“How pretty can this get, ?” asked Sarah. We were tied up facing a half timbered medieval mill ahead, and to our side a small stone castle with turrets and conical slated roofs in the Normandy style.
Stephane Gibier explained: “today is regatta racing day, I will move the dinghies for you to have a bit more room. I can do that because I am the president of the yacht club of Vernon !”
He went on to get us access to the clean large shower rooms, fully tiled, being part of the school. “ The mud is building up… we cannot get anyone to dredge it. “ In fact we saw not a single dredger all the way up the Seine. “ It is not possible to get a permit for doing that,” he explained, “because the mud is so polluted.”
The Seine was the scene of industrial toxic dumping scandals through the past decades. Although the authoritites have clamped down, it still remains heavily polluted, with high levels of toxin-loaded sediment and bacteria, among other contaminants such as sewage and runoff. And its not just big industry. A few years ago some angry lorry drivers in a struggling transportation company threatened to pour more than 8,000 litres of toxic fuel additive into Parisian river unless their demands for redundancy pay-offs are met. The outcome was a success for them. The Paris authorities have announced that the Seine might be clean enough for swimming by 2024- that claim being part of their Olympic games bid. Parrot says “that is not achievable because the city cannot curb the excessive use of farm chemicals upstream, which have been partly caused by the Common Agricultural Policy giving French farmers a subsidy to continue their intensive farming, of over 8 billion Euros. ( Er, three times the amount dished out to British farmers ).
“Ahh, “ sighed Stephane, “ France, she is not working….”
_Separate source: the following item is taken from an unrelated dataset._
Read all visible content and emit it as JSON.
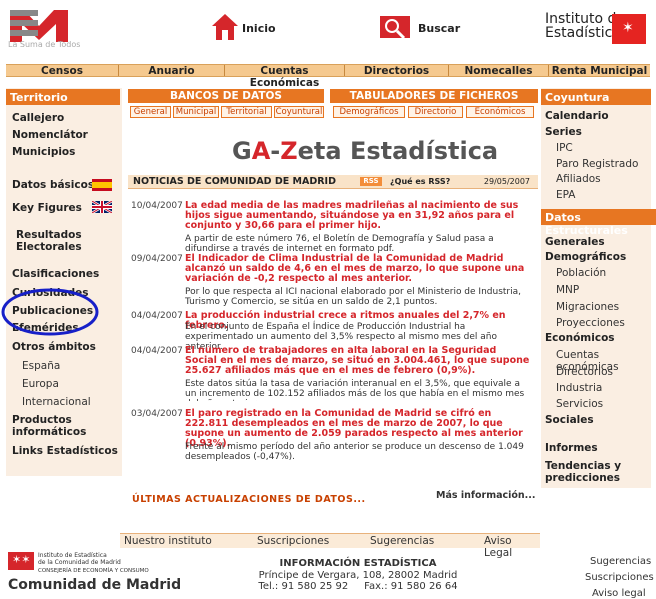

After such a helpful welcome, we walked our folding bikes through a seedy street market where the roads were closed. Then we pedalled about a mile and a half along level concrete paths to Giverny. ( continuous concrete? How expensive ! ) This was the reason we stopped here to see the magical gardens of Monet. The artist lived here from 1883 until his death in 1926. The village contains pretty 19th century rural cottages which nearly all sell art. Monet had done rather well for himself, selling on a commercial scale later in life, a lot to America. His gardens were a sea of many colours in the herbaceous beds. Although we were warned about the long queues it only took about 20 minutes to get in. During his earlier life he was a horticulturalist, and later he extended his garden into the famous lily ponds. We sat drawing by one of the Japanese style bridges. We sank into the sofas in his huge studio, which was the size of a small hangar, and read the books with old photographs of him at work. On previous visits to Paris we have made the pilgrimage to see the largest set of lily pad paintings in the Musée de l’Orangerie – a huge panorama on specially curved walling. The herbaceous beds at Giverny were cleverly laid out on a grid with access denied at every other grid, like a tartan. Monet planted Japanese cherries, tulips, irises, oriental poppies, gladioli, phlox, delphiniums, lupins, roses and pelargoniums. Trailing nasturtiums grow across the gravel paths. This allowed us to see all the colours against a backdrop of greenery with fewer people in the view than there would have been if all the paths were open. The flower bed pixies must be on night shifts here, for there are no weeds, nothing overgrown, all is fresh. The same is true of the rambling house, all each room painted in a fresh colour theme such as the kitchen sparkling in cadmium lemon, bedrooms dreamy in cobalt turquoise.